Activity: Within these entries, which lines include the string "into"? Copy each one.

[Element data from apps and pages]
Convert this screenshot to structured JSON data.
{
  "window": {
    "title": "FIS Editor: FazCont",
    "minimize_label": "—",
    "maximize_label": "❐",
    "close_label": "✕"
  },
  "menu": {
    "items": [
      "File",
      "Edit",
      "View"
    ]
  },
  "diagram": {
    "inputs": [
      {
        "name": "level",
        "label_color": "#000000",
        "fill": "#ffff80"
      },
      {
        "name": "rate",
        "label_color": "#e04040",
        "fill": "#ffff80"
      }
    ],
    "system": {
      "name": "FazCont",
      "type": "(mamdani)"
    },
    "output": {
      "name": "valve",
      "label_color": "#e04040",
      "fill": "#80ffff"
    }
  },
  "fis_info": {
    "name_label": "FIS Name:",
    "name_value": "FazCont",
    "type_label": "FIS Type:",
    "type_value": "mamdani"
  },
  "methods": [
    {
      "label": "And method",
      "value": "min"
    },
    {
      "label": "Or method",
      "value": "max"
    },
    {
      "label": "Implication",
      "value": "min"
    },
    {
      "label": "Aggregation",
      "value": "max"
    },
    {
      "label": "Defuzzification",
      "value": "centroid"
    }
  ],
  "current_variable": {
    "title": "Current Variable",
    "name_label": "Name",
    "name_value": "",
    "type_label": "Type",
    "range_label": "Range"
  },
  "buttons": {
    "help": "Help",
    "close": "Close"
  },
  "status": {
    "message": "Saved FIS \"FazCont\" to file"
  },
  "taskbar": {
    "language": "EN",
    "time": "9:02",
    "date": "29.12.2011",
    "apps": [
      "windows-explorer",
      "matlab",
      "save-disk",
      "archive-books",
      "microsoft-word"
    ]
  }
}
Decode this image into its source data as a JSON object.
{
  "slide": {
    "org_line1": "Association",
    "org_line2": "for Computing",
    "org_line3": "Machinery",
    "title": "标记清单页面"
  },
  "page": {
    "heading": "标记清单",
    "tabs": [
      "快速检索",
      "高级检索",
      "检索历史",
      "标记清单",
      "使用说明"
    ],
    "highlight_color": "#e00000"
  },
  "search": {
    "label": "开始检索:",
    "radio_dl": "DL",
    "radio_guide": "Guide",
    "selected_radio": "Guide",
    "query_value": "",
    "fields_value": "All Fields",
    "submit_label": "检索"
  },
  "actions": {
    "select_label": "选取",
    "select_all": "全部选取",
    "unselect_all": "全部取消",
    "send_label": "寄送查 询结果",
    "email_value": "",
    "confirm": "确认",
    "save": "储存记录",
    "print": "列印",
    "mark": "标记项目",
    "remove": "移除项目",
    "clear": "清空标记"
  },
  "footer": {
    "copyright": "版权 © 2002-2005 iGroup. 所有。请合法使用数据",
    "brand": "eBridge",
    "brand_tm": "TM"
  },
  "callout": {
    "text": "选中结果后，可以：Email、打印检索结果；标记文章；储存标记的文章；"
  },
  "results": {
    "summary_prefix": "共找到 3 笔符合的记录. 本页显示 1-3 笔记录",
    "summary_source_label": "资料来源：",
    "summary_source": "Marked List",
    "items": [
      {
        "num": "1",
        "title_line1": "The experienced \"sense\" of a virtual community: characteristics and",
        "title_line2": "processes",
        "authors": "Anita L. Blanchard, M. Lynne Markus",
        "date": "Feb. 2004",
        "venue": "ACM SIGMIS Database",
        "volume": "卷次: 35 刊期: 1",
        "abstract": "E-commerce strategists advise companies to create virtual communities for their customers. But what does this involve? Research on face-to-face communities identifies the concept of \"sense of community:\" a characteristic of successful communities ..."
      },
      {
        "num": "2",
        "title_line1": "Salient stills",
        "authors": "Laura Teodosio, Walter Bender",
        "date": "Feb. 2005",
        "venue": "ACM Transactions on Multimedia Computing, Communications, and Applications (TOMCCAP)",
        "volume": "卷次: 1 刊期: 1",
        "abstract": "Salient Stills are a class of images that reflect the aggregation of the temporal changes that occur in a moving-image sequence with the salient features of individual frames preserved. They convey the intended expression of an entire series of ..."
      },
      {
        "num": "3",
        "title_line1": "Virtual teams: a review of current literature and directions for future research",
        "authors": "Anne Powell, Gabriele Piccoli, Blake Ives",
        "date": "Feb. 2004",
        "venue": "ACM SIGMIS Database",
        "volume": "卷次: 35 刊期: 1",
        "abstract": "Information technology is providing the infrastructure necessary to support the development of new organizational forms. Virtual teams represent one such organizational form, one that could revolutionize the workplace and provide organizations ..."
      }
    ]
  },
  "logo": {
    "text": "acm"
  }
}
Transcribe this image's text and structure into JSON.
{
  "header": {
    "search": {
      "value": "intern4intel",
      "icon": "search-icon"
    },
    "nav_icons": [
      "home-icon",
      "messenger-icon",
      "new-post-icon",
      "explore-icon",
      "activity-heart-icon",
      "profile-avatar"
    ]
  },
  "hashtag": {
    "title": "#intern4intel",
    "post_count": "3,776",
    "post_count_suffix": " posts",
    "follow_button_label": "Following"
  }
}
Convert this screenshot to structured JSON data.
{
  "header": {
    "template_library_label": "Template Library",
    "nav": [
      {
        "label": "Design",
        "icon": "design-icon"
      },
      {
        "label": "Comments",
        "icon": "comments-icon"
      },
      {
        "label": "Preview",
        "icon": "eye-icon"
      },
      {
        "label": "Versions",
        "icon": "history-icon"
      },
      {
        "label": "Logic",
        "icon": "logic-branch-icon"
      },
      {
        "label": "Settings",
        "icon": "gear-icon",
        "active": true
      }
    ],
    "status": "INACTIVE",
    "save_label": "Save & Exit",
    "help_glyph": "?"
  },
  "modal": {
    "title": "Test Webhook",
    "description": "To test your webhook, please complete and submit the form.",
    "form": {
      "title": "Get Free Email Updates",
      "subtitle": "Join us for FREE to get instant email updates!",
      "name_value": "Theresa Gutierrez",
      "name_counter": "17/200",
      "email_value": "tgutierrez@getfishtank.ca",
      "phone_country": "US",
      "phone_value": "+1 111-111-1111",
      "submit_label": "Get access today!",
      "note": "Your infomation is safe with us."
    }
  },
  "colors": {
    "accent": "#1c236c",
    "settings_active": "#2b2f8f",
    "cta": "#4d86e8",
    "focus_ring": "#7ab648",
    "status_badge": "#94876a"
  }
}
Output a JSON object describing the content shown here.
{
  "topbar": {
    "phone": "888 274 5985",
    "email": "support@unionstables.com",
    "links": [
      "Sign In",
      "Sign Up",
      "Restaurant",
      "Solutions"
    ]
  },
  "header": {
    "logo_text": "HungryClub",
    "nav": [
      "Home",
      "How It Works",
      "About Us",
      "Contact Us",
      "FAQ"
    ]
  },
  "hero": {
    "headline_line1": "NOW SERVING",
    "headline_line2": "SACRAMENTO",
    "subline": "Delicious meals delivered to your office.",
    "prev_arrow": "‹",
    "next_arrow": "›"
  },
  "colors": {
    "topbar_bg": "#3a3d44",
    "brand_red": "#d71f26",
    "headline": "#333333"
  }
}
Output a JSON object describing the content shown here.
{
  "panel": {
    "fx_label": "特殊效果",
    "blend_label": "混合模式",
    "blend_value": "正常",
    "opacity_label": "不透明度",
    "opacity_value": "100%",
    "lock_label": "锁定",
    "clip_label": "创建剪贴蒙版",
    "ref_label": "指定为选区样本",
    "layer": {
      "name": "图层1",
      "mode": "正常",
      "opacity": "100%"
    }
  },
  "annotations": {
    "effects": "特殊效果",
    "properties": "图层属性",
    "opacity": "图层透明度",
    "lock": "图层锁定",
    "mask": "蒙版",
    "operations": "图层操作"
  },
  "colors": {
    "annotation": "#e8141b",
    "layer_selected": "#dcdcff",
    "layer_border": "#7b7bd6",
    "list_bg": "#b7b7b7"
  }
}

Answer space:
Decode this image into its source data as a JSON object.
Transcribe this image's text and structure into JSON.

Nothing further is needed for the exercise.